Dr Ekwueme mobilized the group of 34 eminent Nigerians who risked their lives to stand up against the dictatorship of General Sani Abacha during the era of military rule in Nigeria. He was the founding Chairman of the ruling party in Nigeria and was the first Chairman of the party's Board of Trustees. Dr. Ekwueme was a prolific philanthropist, public servant, a man of peace, he was a member of the Board of Directors of Canada-based Forum of Federations. He was a member of the Economic Community of West African States Council of Elders. Dr. Ekwueme was leader of the team assembled by the National Democratic Institute for pre-election monitoring for the parliamentary election in Zimbabwe in 2000, he was the leader of the Organisation of Africa Unity observer team to the Tanzanian Presidential and Parliamentary election in 2000. Dr. Ekwueme co-led the 28 member NDI/Carter Centre sponsored Observer Team to the Liberian Presidential run-off election in 2005. Most Dr Ekwueme was called upon by the ruling party in Nigeria to head the Reconciliation Committee in the wake of intra-party discord and after the recent presidential election.

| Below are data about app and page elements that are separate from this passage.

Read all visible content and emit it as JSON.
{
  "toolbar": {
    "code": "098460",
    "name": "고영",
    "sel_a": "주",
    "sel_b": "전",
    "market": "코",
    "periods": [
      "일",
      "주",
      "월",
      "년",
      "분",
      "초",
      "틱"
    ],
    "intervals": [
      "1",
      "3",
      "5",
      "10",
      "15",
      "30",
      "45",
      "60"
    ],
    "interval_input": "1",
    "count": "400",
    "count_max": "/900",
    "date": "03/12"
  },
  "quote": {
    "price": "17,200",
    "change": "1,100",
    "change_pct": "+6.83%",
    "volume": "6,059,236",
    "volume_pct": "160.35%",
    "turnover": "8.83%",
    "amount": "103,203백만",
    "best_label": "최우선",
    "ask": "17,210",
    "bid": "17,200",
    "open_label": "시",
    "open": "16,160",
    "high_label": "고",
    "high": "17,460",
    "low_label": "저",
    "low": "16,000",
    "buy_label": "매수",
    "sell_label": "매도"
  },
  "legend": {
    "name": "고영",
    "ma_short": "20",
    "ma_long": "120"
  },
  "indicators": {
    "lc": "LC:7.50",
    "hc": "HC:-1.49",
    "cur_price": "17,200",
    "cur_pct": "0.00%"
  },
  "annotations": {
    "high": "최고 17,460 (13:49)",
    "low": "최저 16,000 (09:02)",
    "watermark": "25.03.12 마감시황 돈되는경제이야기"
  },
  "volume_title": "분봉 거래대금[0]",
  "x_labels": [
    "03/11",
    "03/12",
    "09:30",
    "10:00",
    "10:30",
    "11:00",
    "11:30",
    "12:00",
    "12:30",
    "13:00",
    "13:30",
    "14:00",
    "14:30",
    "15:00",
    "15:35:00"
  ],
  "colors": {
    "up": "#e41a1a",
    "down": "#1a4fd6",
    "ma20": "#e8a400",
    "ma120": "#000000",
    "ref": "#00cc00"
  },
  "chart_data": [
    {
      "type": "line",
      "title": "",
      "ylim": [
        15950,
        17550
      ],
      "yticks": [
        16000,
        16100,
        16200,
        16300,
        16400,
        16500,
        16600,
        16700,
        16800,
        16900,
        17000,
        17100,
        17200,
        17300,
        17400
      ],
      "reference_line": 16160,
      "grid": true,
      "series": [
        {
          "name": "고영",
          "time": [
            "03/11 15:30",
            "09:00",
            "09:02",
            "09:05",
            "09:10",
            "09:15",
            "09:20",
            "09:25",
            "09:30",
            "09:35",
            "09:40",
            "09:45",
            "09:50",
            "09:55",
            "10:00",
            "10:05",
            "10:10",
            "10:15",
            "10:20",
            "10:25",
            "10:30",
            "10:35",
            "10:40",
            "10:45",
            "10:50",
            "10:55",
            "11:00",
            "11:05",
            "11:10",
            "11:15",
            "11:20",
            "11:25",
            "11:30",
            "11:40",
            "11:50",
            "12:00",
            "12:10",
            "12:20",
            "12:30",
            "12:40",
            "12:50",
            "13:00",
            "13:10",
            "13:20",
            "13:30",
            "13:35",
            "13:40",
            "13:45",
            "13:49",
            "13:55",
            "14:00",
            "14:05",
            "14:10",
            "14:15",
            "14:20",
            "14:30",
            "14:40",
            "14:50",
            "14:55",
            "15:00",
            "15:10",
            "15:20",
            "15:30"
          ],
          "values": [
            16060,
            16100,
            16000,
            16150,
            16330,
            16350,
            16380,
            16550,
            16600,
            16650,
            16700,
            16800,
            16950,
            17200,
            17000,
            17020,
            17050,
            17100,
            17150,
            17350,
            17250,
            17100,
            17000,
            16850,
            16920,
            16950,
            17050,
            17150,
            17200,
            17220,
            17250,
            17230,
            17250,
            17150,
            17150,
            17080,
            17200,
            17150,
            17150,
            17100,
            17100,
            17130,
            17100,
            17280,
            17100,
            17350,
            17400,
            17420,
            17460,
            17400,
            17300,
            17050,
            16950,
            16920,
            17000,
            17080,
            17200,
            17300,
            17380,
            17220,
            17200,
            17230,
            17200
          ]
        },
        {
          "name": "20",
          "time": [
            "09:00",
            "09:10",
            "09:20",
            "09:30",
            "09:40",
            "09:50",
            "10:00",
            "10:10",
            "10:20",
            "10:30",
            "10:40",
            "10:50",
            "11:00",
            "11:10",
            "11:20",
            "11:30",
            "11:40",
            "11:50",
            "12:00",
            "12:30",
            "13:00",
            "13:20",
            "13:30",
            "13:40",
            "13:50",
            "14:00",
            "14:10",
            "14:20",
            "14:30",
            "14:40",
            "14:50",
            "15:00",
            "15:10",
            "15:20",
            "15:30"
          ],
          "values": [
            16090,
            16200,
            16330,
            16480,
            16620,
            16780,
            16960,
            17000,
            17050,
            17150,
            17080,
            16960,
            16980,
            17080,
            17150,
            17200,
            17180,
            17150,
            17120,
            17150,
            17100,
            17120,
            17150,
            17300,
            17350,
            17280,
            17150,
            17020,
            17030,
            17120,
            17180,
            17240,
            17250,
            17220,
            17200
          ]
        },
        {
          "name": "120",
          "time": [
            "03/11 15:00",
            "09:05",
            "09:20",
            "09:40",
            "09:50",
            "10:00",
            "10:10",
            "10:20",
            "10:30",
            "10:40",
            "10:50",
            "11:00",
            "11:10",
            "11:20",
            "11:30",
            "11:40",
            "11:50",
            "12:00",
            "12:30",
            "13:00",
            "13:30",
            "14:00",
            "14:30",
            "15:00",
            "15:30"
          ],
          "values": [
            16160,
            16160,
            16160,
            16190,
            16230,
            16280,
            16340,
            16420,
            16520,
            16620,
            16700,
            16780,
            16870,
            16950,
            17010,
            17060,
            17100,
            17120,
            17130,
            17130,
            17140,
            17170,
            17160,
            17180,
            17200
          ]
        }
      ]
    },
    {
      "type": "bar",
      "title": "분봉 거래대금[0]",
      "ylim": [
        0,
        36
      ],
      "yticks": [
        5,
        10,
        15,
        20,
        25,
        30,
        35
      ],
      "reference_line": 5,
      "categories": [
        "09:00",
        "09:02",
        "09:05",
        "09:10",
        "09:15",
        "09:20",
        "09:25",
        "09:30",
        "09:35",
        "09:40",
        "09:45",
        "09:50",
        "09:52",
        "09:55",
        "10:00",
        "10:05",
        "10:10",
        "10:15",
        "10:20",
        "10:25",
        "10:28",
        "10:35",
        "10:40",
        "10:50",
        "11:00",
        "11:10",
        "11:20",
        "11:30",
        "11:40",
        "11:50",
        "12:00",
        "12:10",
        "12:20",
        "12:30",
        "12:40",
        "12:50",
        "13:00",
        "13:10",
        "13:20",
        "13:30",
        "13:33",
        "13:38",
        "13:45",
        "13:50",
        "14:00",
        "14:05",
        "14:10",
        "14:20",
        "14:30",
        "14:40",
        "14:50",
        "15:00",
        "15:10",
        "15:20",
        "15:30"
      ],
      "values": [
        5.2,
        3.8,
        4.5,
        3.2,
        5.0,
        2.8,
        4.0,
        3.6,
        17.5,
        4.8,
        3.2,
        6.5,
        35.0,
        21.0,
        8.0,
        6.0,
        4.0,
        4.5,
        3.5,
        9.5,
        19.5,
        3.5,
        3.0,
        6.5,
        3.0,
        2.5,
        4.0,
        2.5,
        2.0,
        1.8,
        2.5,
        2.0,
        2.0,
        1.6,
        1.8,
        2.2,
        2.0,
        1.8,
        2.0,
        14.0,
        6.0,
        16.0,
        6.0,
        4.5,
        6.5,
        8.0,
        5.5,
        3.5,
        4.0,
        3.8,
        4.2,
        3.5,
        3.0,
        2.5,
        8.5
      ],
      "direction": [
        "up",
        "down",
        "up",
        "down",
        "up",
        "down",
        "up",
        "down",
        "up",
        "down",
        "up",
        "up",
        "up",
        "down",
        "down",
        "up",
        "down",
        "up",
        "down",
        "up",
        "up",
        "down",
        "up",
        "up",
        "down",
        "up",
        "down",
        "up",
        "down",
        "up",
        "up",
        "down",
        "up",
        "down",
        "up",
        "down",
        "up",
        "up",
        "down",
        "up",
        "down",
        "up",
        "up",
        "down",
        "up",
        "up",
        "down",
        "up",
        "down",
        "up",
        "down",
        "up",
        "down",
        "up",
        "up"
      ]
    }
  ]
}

He was honoured with the Order of the Republic of Guinea and Nigeria, second highest national honours of Grand Commander of the Order of the Niger. Dr. Ekwueme was the benefactor and Patron of the "Alex Ekwueme Foundation"; the Alex Ekwueme University, Ebonyi state was named after him on his death